Authorities in Bangladesh said on Monday they have culled more than 200,000 chickens at different farms over the last two weeks over suspected bird flu outbreaks, although the disease had begun subsiding across the country.
Avian influenza has spread through 47 of Bangladesh’s 64 districts and forced the killing of more than 1.5 million birds since March of last year. Nearly 2 million eggs have also been destroyed.
“More than 200,000 chickens and ducks were culled over the past two weeks in dozens of affected firms and in their immediate vicinity,” a senior official at the livestock ministry said.

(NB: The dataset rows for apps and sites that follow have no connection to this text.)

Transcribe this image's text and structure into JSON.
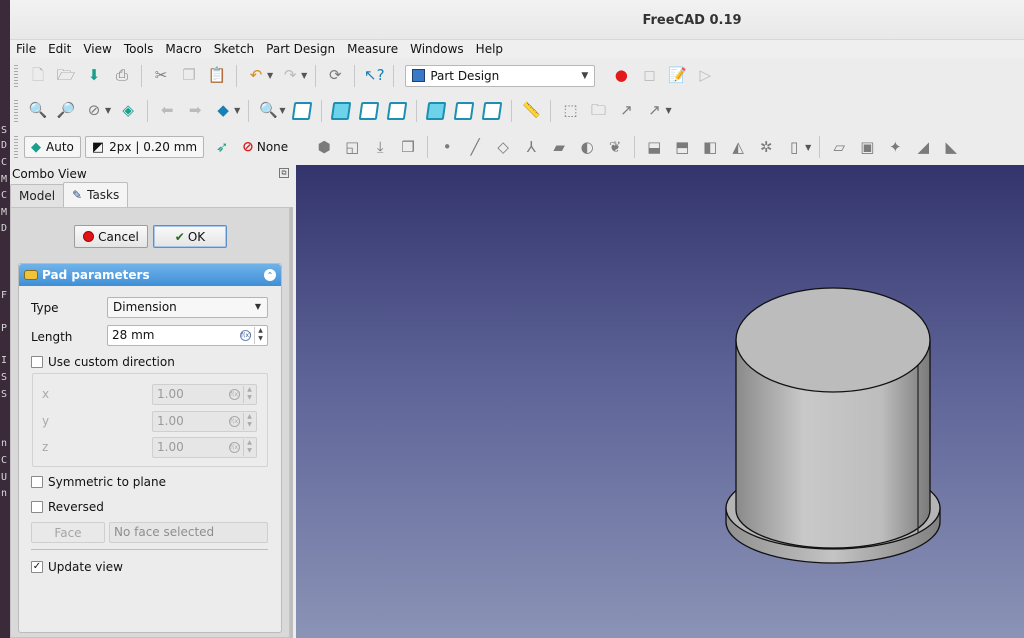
{
  "window": {
    "title": "FreeCAD 0.19"
  },
  "terminal_strip": [
    "S",
    "D",
    "C",
    "M",
    "C",
    "M",
    "D",
    "F",
    "P",
    "I",
    "S",
    "S",
    "n",
    "C",
    "U",
    "n"
  ],
  "menu": [
    "File",
    "Edit",
    "View",
    "Tools",
    "Macro",
    "Sketch",
    "Part Design",
    "Measure",
    "Windows",
    "Help"
  ],
  "toolbar1": {
    "workbench": "Part Design"
  },
  "toolbar3": {
    "draw_style_label": "Auto",
    "line_width_label": "2px | 0.20 mm",
    "snap_label": "None"
  },
  "combo": {
    "title": "Combo View",
    "tabs": [
      "Model",
      "Tasks"
    ]
  },
  "task": {
    "cancel_label": "Cancel",
    "ok_label": "OK",
    "panel_title": "Pad parameters",
    "type_label": "Type",
    "type_value": "Dimension",
    "length_label": "Length",
    "length_value": "28 mm",
    "custom_direction_label": "Use custom direction",
    "custom_direction_checked": false,
    "x_label": "x",
    "x_value": "1.00",
    "y_label": "y",
    "y_value": "1.00",
    "z_label": "z",
    "z_value": "1.00",
    "symmetric_label": "Symmetric to plane",
    "reversed_label": "Reversed",
    "face_button_label": "Face",
    "face_field_value": "No face selected",
    "update_view_label": "Update view",
    "update_view_checked": true
  },
  "colors": {
    "accent": "#3f8fd6",
    "view_top": "#33346c",
    "view_bottom": "#8b93b6",
    "record": "#e01515",
    "model_face": "#bcbcbc"
  },
  "icons": {
    "toolbar1": [
      "new-document-icon",
      "open-icon",
      "save-icon",
      "print-icon",
      "cut-icon",
      "copy-icon",
      "paste-icon",
      "undo-icon",
      "redo-icon",
      "refresh-icon",
      "whats-this-icon",
      "record-macro-icon",
      "stop-macro-icon",
      "edit-macro-icon",
      "run-macro-icon"
    ],
    "toolbar2": [
      "fit-all-icon",
      "fit-selection-icon",
      "draw-style-icon",
      "bounding-box-icon",
      "back-icon",
      "forward-icon",
      "std-views-icon",
      "zoom-icon",
      "isometric-icon",
      "front-icon",
      "top-icon",
      "right-icon",
      "rear-icon",
      "bottom-icon",
      "left-icon",
      "measure-icon",
      "part-icon",
      "group-icon",
      "link-icon",
      "link-actions-icon"
    ]
  }
}
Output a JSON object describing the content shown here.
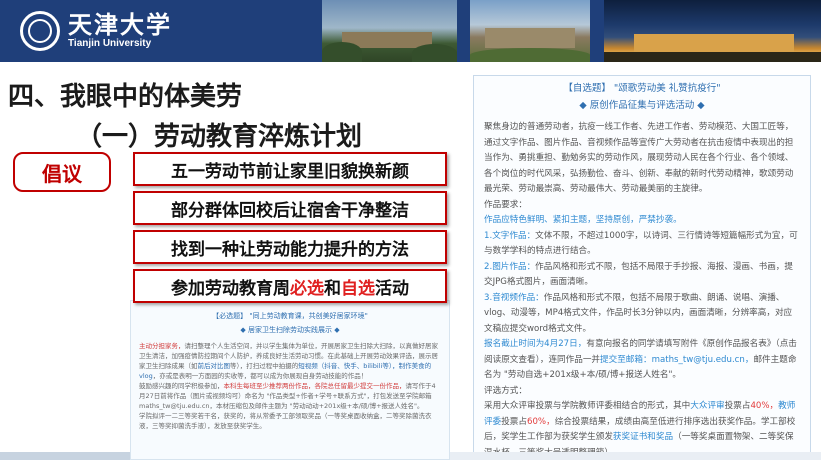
{
  "header": {
    "logo_cn": "天津大学",
    "logo_en": "Tianjin University"
  },
  "titles": {
    "main": "四、我眼中的体美劳",
    "sub": "（一）劳动教育淬炼计划"
  },
  "badge": "倡议",
  "plans": [
    {
      "text": "五一劳动节前让家里旧貌换新颜"
    },
    {
      "text": "部分群体回校后让宿舍干净整洁"
    },
    {
      "text": "找到一种让劳动能力提升的方法"
    },
    {
      "pre": "参加劳动教育周",
      "hl1": "必选",
      "mid": "和",
      "hl2": "自选",
      "post": "活动"
    }
  ],
  "doc_left": {
    "head": "【必选题】 \"同上劳动教育课，共创美好居家环境\"",
    "sub": "◆ 居家卫生扫除劳动实践展示 ◆",
    "p1a": "主动分担家务，",
    "p1b": "请扫整理个人生活空间，并以学生集体为单位，开展居家卫生扫除大扫除，以真做好居家卫生清洁，加强疫情防控期间个人防护，养成良好生活劳动习惯。在此基础上开展劳动效果评选，展示居家卫生扫除成果（如",
    "p1c": "前后对比图",
    "p1d": "等），打扫过程中拍摄的",
    "p1e": "短视频（抖音、快手、bilibili等），制作美食的vlog",
    "p1f": "，亦或是表明一方面园的实收等，都可以成为你展现自身劳动技能的作品！",
    "p2a": "鼓励感兴趣的同学积极参加，",
    "p2b": "本科生每班至少推荐两份作品，各院总任留最少提交一份作品，",
    "p2c": "请写作于4月27日前将作品（图片或视频均可）命名为 \"作品类型+作者+学号+联系方式\"，打包发送至学院邮箱maths_tw@tju.edu.cn，本材压缩包及邮件主题为 \"劳动动动+201x级+本/硕/博+报送人姓名\"。",
    "p3": "学院拟评一二三等奖若干名，获奖的，将从常委予工部领取奖品（一等奖桌面收纳盒，二等奖除菌洗衣液，三等奖抑菌洗手液），发放至获奖学生。"
  },
  "doc": {
    "head": "【自选题】 \"颂歌劳动美 礼赞抗疫行\"",
    "sub": "◆ 原创作品征集与评选活动 ◆",
    "intro": "聚焦身边的普通劳动者，抗疫一线工作者、先进工作者、劳动模范、大国工匠等，通过文字作品、图片作品、音视频作品等宣传广大劳动者在抗击疫情中表现出的担当作为、勇挑重担、勤勉务实的劳动作风，展现劳动人民在各个行业、各个领域、各个岗位的时代风采，弘扬勤俭、奋斗、创新、奉献的新时代劳动精神，歌颂劳动最光荣、劳动最崇高、劳动最伟大、劳动最美丽的主旋律。",
    "req_label": "作品要求：",
    "req_blue": "作品应特色鲜明、紧扣主题，坚持原创，严禁抄袭。",
    "t1_label": "1.文字作品：",
    "t1": "文体不限，不超过1000字，以诗词、三行情诗等短篇幅形式为宜，可与数学学科的特点进行结合。",
    "t2_label": "2.图片作品：",
    "t2": "作品风格和形式不限，包括不局限于手抄报、海报、漫画、书画，提交JPG格式图片，画面清晰。",
    "t3_label": "3.音视频作品：",
    "t3": "作品风格和形式不限，包括不局限于歌曲、朗诵、说唱、演播、vlog、动漫等，MP4格式文件，作品时长3分钟以内，画面清晰，分辨率高，对应文稿应提交word格式文件。",
    "deadline_label": "报名截止时间为4月27日，",
    "deadline": "有意向报名的同学请填写附件《原创作品报名表》（点击阅读原文查看），连同作品一并",
    "email_label": "提交至邮箱：",
    "email": "maths_tw@tju.edu.cn，",
    "deadline_tail": "邮件主题命名为 \"劳动自选+201x级+本/硕/博+报送人姓名\"。",
    "eval_label": "评选方式：",
    "eval1": "采用大众评审投票与学院教师评委相结合的形式，其中",
    "eval_pub": "大众评审",
    "eval2": "投票占",
    "eval_40": "40%，",
    "eval_teacher": "教师评委",
    "eval3": "投票占",
    "eval_60": "60%，",
    "eval4": "综合投票结果，成绩由高至低进行排序选出获奖作品。学工部校后，奖学生工作部为获奖学生颁发",
    "eval_cert": "获奖证书和奖品",
    "eval5": "（一等奖桌面置物架、二等奖保温水杯、三等奖大号透明整理箱）。"
  }
}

Industry officials said bird flu has caused losses of about 45 billion taka ($650 million) to the poultry sector, which accounts for 1.6 percent of the poor nation’s gross domestic product.
About 60 percent of the country’s more than 150,000 poultry farms have been closed, making more than 1.5 million people jobless.
Chicken prices in the capital Dhaka have jumped nearly 75 percent in the past week, selling at 140 taka per kg, while the price of eggs has risen over 10 percent.
“We are facing a quick upward trend in the chicken and egg prices, when prices of rice, flour, edible oil continue to rise alarmingly,” said Mashud Islam, a government employee.
Around five million of the country’s more than 140 million people are directly or indirectly involved in poultry farming.
No human bird flu cases have been reported in Bangladesh, a densely populated nation where poultry is commonly kept by households.
Experts fear the H5N1 strain could mutate or combine with the highly contagious seasonal influenza virus and spark a pandemic, especially in countries such as Bangladesh where people live in close proximity to backyard poultry.
The virus has killed 236 people worldwide since 2003.
Source: The Daily Commercial Times